September 21, 2021
Designing high-performance products involves a multidisciplinary approach from all branches of engineering and technology. An early decision in the design cycle, after defining the fit, form, and function of a product is material selection. In this blog post, we discuss the material science behind graphene in the context of HPC.
Material selection involves an understanding of:
- Continuum mechanics
- Rheology of fluids
- The art of customization
- Manipulating the very fabric of both solids and fluids to achieve a required performance goal
High-performance computing (HPC) is at the forefront of developing new classes of materials and understanding how their unique properties can be applied in the design and commercialization of new products or improvement of existing products.
HPC helps material scientists develop new materials through high-performance computer simulation of manufacturing processes to optimize process parameters, molecular dynamics, and system-level performance optimization. One of the most talked-about modern materials used in all branches of engineering is graphene.
What is graphene, and what’s all the hype?
Graphene, dubbed the future of tech, is an atom-thick hexagonal sheet of carbon atoms. Layering the sheets on top of each other is the process of creating a graphitic structure.
You may recognize graphite as being the material used in pencil lead. Given the minute dimensions of a carbon atom itself, it takes roughly 3 million graphene layers to build a 1mm thick graphite sheet.
Graphene is the strongest material ever tested
Structurally, graphene is stronger than diamond but exhibits elasticity properties that rival those of elastomeric rubbers at a fraction of their weight. Aside from its strength, graphene possesses other outstanding properties.
Graphene’s electrons are 100x more mobile than the electrons of silicone; it spreads heat through conduction 2x better than diamond and is impervious to even the smallest atom, helium.
A cutting-edge material in sports equipment
Given graphene’s outstanding mechanical, thermal, and electrical properties, it is no surprise that it has been widely used in the sports equipment industry in recent years. Design engineers of top athletic equipment use cutting-edge technology to design gear that better fits their customers’ needs.
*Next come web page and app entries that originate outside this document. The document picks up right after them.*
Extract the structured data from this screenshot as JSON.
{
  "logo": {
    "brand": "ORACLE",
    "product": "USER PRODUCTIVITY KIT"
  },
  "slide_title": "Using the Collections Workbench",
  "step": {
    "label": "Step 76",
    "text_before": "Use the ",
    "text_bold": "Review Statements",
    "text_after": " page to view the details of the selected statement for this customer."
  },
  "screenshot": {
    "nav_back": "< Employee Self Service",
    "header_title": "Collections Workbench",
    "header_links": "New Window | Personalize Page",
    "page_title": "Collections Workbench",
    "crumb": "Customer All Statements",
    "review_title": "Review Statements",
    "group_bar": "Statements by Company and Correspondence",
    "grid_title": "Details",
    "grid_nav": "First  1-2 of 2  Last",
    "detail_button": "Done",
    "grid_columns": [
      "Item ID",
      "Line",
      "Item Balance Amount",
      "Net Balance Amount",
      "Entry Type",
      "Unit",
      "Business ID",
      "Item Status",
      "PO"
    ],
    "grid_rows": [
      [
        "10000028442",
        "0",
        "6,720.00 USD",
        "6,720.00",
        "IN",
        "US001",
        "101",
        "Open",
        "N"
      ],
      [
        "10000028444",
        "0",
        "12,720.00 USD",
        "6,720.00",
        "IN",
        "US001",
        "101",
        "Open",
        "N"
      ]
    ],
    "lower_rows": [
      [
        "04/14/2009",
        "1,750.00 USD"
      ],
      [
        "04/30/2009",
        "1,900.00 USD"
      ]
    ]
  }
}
Two exciting applications of graphene are ultralight tennis racquet frames and high-performance golf balls.
Graphene used in tennis racquets
HEAD, one of the early adopters of graphene, first used graphene in their YouTek Speed series tennis racquets in 2013 to better balance their racquet frames. HEAD now regularly uses graphene in their racquets featuring their Graphene 360+ technology.
The use of graphene enables a redistribution of weight from the racquet shaft to the grip and head. This redistribution allows the tennis player to generate more kinetic energy and impart a higher velocity to the hit tennis ball.
Graphene used in golf balls
Infusing graphene in the outer layer of golf balls adds both strength and flexibility to the plastic outer layer. Because of the outer layer’s improved strength and flexibility, the golf ball can be reduced in size. The reduction in size results in a larger soft inner core making the ball softer and more flexible. A softer golf ball gives the player more control and is also more forgiving as it tends to go straight and maintain speed even if inaccurately hit.
The computer-aided design (CAD) details and material models used to design a perfect golf ball are, in part, due to the unprecedented advances in parallel processing powered by the cloud.
Graphene is used in gear for other competitive sports such as surfing, fishing, table tennis, and leisure activities such as hiking
- Fishing rods made with graphene-doped materials are stronger and more flexible than ever
- Surfboards and paddles are lighter and stronger
- Graphene-enhanced rubber outsoles for training shoes allow track and field athletes to perform better
Computer simulation and analysis are widely used to evaluate the effect material selection has on the performance of the design
Simulation software such as GENESIS and Visual Molecular Dynamics have parallel computation processing capabilities and are used widely to manipulate macromolecules. COMSOL and Lumerical used in a parallel computing environment allow teams of engineers and scientists to evaluate superconductivity and its application in semiconductors. Ansys explicit dynamics and MEMS simulations help design sensors by capturing design details that cannot be modeled with desktop computers.
HPC has and continues to play an important role in developing new materials and evaluating them using virtual environments.
Disclaimer: We are not affiliated, associated with, or in any way represent HEAD.